Thirty six years ago today a man who epitomised the American dream was elected to the nation’s highest office. The son of a second generation Irish immigrant salesman, Ronald Wilson Reagan was born in 1911 in the rural mid-west. He overcame those humble beginnings to become first a radio sportscaster, then a Hollywood actor, then Governor of California before claiming a landslide victory on November 4th 1980 to sweep Jimmy Carter, one of America’s most inept 20th century Presidents from office. Along this journey Reagan made the transition from Democrat to Republican.
The Reagan revolution is often said to have begun with the ultimately unsuccessful Presidential campaign of Barry Goldwater some sixteen years before. While Goldwater is widely credited with sparking the re-birth of American Conservatism and ending the new-deal consensus, Reagan’s aspirational dream to ‘Make America Great Again’ and unifying message which led to the phenomenon of ‘Reagan Democrats’ was a million miles away from the bitter campaign with barely concealed racist undertones fought by Goldwater in 1964.
Fast forward to the present day and the campaign slogan ‘Make America Great Again’ first used in 1980 is once again being trumpeted by the Republican standard bearer in the 2016 Presidential election. Rather than a message of hope however this slogan is now accompanied by promises of building walls, banning Muslims, defunding abortion clinics and prosecuting opponents. Not since Reagan’s Vice President and successor George H.W. Bush could a Republican candidate legitimately claim to be defending his legacy. Since Pat Buchanan’s insurgent primary campaign against Bush in 1992, the GOP has lurched further and further to the right, nominating a string of divisive and polarising candidates of which Donald J. Trump is the latest, and his candidacy by some distance represents a new low.
While the 1980s saw a transatlantic meeting of the minds between Reagan and our very own Margaret Thatcher, the paths of the Republican Party and the Conservative Party in the UK have since then wildly diverged.
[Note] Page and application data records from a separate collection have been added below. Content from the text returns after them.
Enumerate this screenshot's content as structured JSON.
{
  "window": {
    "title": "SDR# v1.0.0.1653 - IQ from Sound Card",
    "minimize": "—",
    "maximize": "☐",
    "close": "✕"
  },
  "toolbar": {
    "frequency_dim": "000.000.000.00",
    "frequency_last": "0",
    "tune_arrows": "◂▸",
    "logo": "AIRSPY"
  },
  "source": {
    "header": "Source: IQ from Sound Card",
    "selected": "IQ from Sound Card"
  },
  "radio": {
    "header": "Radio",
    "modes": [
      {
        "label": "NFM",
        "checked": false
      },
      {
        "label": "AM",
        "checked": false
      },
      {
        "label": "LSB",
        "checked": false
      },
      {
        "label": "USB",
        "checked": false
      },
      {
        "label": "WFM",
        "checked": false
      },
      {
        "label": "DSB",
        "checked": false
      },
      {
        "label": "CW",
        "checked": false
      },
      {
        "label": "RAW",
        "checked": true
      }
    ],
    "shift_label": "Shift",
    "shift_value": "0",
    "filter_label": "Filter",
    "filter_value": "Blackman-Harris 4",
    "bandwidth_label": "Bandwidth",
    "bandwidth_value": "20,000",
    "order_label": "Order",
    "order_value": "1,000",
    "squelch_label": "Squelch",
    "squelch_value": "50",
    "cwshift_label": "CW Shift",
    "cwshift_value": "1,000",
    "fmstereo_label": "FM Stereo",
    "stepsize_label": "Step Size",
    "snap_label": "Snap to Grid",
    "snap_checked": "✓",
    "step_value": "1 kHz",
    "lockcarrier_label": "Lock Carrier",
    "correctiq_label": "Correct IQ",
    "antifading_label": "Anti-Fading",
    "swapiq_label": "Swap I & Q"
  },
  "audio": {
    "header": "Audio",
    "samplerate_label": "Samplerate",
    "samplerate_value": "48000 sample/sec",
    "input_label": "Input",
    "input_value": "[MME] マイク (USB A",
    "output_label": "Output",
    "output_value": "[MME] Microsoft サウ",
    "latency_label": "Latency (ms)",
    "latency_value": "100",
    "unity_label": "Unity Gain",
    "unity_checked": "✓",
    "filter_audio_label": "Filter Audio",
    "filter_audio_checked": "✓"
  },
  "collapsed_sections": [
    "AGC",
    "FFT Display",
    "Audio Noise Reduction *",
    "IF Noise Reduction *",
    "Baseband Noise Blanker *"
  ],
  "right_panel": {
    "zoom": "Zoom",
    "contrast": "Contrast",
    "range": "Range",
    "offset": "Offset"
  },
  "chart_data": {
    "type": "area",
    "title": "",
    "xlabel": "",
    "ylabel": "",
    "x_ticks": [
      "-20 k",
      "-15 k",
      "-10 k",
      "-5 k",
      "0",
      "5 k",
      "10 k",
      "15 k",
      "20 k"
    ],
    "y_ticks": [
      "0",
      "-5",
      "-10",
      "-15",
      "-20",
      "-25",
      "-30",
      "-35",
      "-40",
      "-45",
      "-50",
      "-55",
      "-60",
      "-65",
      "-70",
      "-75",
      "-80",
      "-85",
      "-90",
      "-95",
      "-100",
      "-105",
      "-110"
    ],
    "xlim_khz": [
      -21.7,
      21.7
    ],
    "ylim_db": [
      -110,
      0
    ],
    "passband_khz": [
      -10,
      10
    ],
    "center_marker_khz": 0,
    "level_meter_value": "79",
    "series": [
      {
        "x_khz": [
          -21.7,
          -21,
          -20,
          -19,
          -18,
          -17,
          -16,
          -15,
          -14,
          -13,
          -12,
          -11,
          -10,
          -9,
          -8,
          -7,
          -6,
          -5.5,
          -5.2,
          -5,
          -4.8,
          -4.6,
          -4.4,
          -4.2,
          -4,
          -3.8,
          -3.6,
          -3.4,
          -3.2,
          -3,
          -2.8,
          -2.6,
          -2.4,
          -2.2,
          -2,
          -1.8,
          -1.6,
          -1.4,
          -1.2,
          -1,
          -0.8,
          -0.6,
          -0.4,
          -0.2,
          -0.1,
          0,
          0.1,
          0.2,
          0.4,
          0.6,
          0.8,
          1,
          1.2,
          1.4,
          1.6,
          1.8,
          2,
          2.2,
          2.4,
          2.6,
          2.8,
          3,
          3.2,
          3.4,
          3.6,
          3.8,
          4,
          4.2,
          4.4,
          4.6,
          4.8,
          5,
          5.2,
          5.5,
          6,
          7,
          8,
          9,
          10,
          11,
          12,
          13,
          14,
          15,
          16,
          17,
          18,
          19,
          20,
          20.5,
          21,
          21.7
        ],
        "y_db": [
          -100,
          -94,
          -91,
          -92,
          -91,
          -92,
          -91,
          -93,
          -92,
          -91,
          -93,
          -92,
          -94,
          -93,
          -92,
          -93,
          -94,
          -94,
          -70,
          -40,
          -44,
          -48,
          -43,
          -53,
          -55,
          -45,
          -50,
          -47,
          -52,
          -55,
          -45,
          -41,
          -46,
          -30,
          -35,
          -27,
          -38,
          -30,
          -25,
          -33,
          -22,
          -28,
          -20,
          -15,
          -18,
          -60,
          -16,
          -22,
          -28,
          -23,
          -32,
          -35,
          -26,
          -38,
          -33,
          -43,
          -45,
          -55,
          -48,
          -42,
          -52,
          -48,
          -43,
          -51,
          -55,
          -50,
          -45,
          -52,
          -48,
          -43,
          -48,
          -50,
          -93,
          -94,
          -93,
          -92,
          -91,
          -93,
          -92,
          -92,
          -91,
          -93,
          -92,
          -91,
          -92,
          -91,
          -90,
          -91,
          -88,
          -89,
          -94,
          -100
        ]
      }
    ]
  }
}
The Conservative Party has evolved into a compassionate and socially reforming party: legalising gay marriage, increasing rather than abolishing the minimum wage and championing a country with equal opportunity for all. The Republican party has increasingly pandered to a middle America where polls show as many as 42% reject the theory of evolution, 20 years of candidate selections from Dole to Trump appear to support their anti-Darwin stance. Opposition to gay marriage, abortion and rejection of climate change by a staggering 77% of Republicans would be anathema to the vast majority of UK Conservatives. Those in our party enthusiastically declaring their support for Donald Trump should take a serious look at his party’s policy platform rather than nostalgically dreaming of a return to the Conservative/Republican partnership of the 1980ss.
I firmly believe that both Ronald Reagan and Margaret Thatcher would be horrified at the prospect of a Trump presidency. Hillary Rodham Clinton cut her political teeth as a Republican working on Barry Goldwater’s 1964 campaign and made the opposite transition to Reagan, becoming a Democrat in her early twenties. While listing Clinton’s flaws would require an article much longer than this, she is nonetheless eminently qualified to take on the role of President, perhaps more so than anyone since Bush 41. Her presidency is unlikely to inspire notions of Ronald Reagan’s ‘shining city upon a hill’ but in a troubled world she represents the best hope of preserving the last vestiges of Reagan’s American dream.
Graham Hutchison was the Scottish Conservative and Unionist party candidate for Glasgow Southside at the 2016 Scottish Parliament election. A lifelong Conservative and Edinburgh resident, Graham is currently employed as an Accounting and Valuations Manager with one of the UK's largest financial institutions.